The Cato Township Board was expected to vote on a wind energy ordinance on Monday evening.
The township’s Planning Commission voted on June 9 to recommend the draft ordinance to the township board, so board members have been in possession of the draft for more than a month now.

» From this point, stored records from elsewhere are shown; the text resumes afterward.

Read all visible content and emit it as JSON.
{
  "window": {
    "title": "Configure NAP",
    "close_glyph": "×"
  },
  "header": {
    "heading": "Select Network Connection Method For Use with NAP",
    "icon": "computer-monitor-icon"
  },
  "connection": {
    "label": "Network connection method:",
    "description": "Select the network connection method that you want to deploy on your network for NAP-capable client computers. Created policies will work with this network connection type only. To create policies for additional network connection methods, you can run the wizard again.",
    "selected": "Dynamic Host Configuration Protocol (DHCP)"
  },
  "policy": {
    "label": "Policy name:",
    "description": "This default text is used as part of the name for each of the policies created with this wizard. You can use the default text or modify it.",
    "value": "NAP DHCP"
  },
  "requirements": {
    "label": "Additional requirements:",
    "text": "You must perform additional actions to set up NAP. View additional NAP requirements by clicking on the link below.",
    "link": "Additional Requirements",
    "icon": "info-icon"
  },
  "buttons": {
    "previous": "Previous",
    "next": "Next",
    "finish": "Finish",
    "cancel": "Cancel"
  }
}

Planning commissioners were present Monday to answer any questions, as was the attorney who had assisted them.
The Douglass Township Board voted 5-0 to approve two wind energy ordinances Wednesday evening, even as three township board members are in the process of being recalled, a fourth is facing a challenger in the August primary election, and both new ordinances will almost certainly go to a referendum.
The Maple Valley Township Board in a 4-1 vote on June 13 approved a wind energy ordinance, which will almost certainly go to a voter referendum even as the township supervisor is facing a recall and is also headed to trial for an alleged violation of the Open Meetings Act.

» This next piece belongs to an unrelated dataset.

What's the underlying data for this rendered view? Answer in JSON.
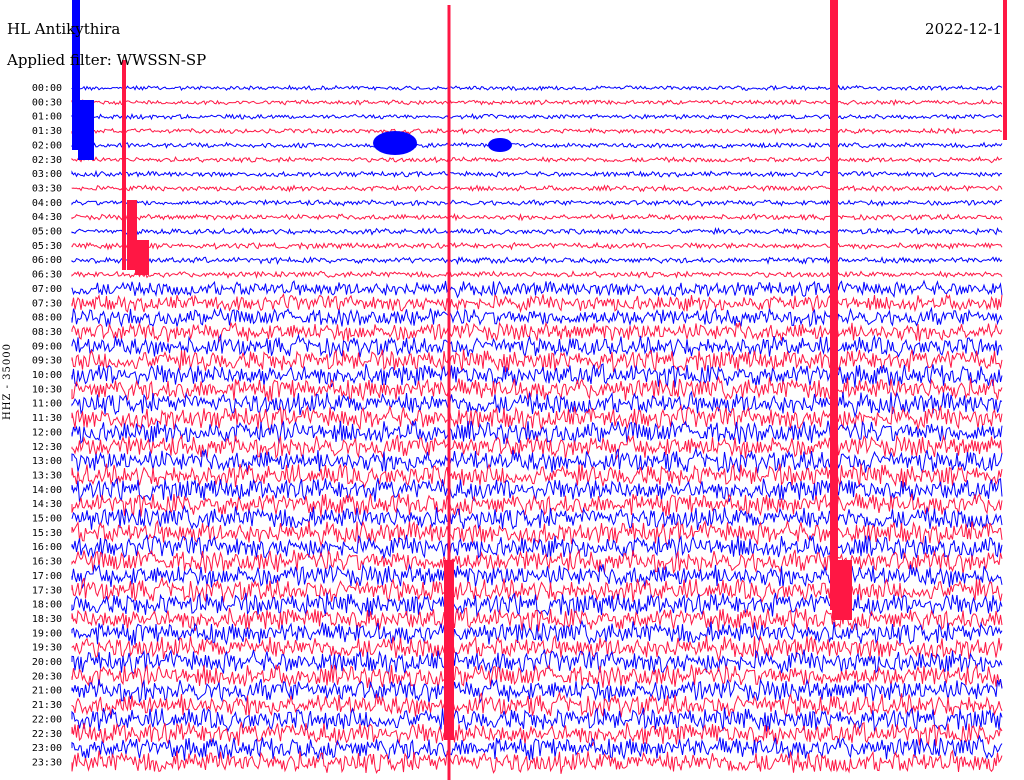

When I spoke during public comment at the June 13 Maple Valley Township Board meeting, I stated should Apex Clean Energy build their wind turbines, signed landowners won’t even be able to plant a tree on their own property unless Apex approves.
The brochure from Apex Clean Energy, (the entity trying to bring industrial wind turbines to Montcalm County), makes claims regarding conservation, property values and property rights.
One claim is that the company works in consultation with environmental agencies and uses conservation measures to ensure that wind projects have no significant effects on bird/bat populations. Why, then, must landowners leave the Conservation Reserve Program (CRP)?
A study done by the Kalamazoo-based W. E. Upjohn Institute for Employment Research estimates a wind turbine project proposed for multiple local townships would be a $776 million investment over its 30-year lifetime, making the project Montcalm County’s single largest taxpayer.
Montcalm County commissioners quizzed the new director of the Montcalm Economic Alliance (MEA) about the city of Greenville’s lack of participation with the organization, as well as about the “hot topic” of local wind energy development.
MEA Executive Director Olivia Blomstrom appeared before the Montcalm County Board of Commissioners on Monday to provide an update about the MEA, which she was hired to lead last December.
A study done by Kalamazoo-based W. E. Upjohn Institute for Employment Research estimates a wind turbine project proposed for multiple local townships would be a $776 million investment over its 30-year lifespan, which would make the project Montcalm County’s single largest taxpayer.